NEWARK, NJ — More than 100 people outraged by the grand jury decision not to indict the officers in Louisville, Kentucky who shot 26-year-old Breonna Taylor convened at Essex County courthouse on Thursday for a rally, where organizers and officials pushed next steps for the fight against police brutality in their corner of the ring.
Larry Hamm, Newark’s most prominent organizer and founder of People’s Organization for Progress, who co-organized the rally with Young Professionals for Justice, had choice words for Kentucky Attorney General Daniel Cameron, whom he felt was responsible for the grand jury’s failure to indict the three officers involved in a botched raid on Taylor’s home in March.
Cries of “Down with Daniel Cameron!” were followed by scathing criticisms in what Hamm says should have been an easy case for Cameron to secure indictments.
“Let me tell you something, every lawyer knows that if an attorney general, if a district attorney, if a county prosecutor wants an indictment of a ham sandwich, they can get a grand jury to indict a ham sandwich,” he said. “The failure of the grand jury to bring back indictments of those officers that shot and killed Breonna Taylor in her bed must be put squarely at the feet of the Kentucky Attorney General, Daniel Cameron. He should resign immediately.”

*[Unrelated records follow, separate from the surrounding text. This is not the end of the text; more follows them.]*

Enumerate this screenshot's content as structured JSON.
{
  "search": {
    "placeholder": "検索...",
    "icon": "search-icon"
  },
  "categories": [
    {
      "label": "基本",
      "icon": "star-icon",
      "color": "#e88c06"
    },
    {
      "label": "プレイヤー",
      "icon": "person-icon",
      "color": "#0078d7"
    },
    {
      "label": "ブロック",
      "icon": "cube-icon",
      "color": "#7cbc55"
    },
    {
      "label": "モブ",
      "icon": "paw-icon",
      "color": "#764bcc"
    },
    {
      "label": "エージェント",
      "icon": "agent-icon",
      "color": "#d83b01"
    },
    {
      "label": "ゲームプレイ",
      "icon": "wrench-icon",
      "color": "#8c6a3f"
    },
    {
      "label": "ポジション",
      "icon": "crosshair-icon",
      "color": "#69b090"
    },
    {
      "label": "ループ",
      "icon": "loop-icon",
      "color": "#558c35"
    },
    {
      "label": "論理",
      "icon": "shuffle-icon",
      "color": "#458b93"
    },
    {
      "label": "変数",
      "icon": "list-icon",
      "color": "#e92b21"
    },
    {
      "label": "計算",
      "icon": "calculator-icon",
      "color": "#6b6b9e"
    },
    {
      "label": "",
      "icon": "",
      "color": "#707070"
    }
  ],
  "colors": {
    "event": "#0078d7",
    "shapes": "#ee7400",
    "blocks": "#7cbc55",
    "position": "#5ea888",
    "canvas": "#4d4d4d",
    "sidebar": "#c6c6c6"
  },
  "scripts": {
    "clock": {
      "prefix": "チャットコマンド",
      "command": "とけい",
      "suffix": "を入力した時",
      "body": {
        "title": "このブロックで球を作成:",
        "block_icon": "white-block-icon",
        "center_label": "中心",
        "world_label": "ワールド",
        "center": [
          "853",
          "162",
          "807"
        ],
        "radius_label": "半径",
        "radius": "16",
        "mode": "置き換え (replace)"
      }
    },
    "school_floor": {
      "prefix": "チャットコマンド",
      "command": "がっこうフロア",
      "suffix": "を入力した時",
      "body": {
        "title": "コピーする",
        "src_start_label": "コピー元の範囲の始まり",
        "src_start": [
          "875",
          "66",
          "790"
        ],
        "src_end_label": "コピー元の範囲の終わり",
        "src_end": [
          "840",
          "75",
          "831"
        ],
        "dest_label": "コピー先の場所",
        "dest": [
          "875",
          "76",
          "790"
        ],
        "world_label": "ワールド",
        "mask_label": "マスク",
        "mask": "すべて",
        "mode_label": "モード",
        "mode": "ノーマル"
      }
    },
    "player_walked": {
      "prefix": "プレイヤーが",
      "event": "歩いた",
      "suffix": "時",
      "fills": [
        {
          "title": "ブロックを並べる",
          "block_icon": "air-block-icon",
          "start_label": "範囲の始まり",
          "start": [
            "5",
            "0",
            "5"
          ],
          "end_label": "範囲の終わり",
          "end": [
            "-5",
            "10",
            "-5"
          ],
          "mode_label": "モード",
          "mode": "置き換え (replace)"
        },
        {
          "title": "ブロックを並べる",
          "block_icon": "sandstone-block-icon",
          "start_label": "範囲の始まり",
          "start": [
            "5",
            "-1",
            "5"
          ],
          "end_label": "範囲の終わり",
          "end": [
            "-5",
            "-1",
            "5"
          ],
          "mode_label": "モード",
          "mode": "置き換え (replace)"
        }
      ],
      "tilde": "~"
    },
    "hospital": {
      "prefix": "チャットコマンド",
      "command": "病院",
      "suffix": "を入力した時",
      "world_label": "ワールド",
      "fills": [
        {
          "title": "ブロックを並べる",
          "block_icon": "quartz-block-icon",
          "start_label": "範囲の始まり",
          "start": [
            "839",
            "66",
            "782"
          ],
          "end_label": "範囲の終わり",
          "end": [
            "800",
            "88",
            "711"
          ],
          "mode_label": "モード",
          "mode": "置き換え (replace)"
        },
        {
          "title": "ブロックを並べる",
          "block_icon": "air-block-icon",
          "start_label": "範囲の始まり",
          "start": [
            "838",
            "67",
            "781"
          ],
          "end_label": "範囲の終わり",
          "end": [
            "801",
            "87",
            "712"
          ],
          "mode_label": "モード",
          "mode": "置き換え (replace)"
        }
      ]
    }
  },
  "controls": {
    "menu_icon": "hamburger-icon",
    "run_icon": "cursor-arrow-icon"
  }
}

Taylor’s case and name have become ingrained in the ongoing civil uprising against police brutality sparked by the death of George Floyd in May. Plainclothes officers kicked in the door of Taylor’s apartment under a no-knock warrant in the middle of the night in March, prior to the widespread unrest.
Believing the officers were Taylor’s ex-boyfriend forcing his way in, Taylor’s boyfriend fired once at the officers with a registered weapon, to which officers responded with more than 30 shots, striking Taylor six times and killing her in her bed.
A detailed report from the New York Times unveiled the deeper complexities of how and why police ended up at Taylor’s door, which stemmed from her ex-boyfriend’s criminal history. Taylor was never the target of an inquiry, nor did she have a criminal record.
A grand jury was tasked with deciding whether evidence sufficed to charge the officers with her death, but found their use of force was acceptable because they had been fired upon first. One officer, whose bullets did not strike Taylor, was charged with reckless endangerment for firing into Taylor’s neighbor’s apartment.
The United States Justice Department is reviewing the case, but Hamm told those present in Newark on Thursday not to expect it to return indictments, either. Cameron read the grand jury decision yesterday, setting off angry protests in the streets of Louisville that resulted in two officers shot non fatally by a civilian.
Protests in cities across the country have returned to the streets, with 2,000 people flooding the streets of New York City. In Newark, Mayor Ras Baraka, who’s leading the charge alongside Assemblywoman Angela McKnight for official civilian oversight of police misconduct in New Jersey, encouraged protesters to channel their anger into action.
“It’s proven that our anger is not enough. In the middle of all that’s going on nationally, they’re still killing people, there’s still no indictments,” he said. “We have to become more calculated in what we’re doing. We have to continue to march, we have to continue to protest.”
Baraka pushed for support of McKnight’s Civilian Complaint Review Board bill (A4656/S2963), which now includes language establishing subpoena power and concurrent investigatory power for review boards as a result of Newark and the Essex County delegation. Another bill that requires police and firefighters to live in the municipalities that they serve is also up for consideration in the legislature.
He also called for an end to qualified immunity in New Jersey, under which police civil suits so long as they did not violate any “clearly established” law.
“Even when we get all of that, it won’t be enough. Even when we get a civilian review board, even when we get residency requirements even when we get rid of qualified immunity, it won’t be enough,” he said. “But that’s not an excuse for us not to fight for us. These are steps to get us where we need to be.”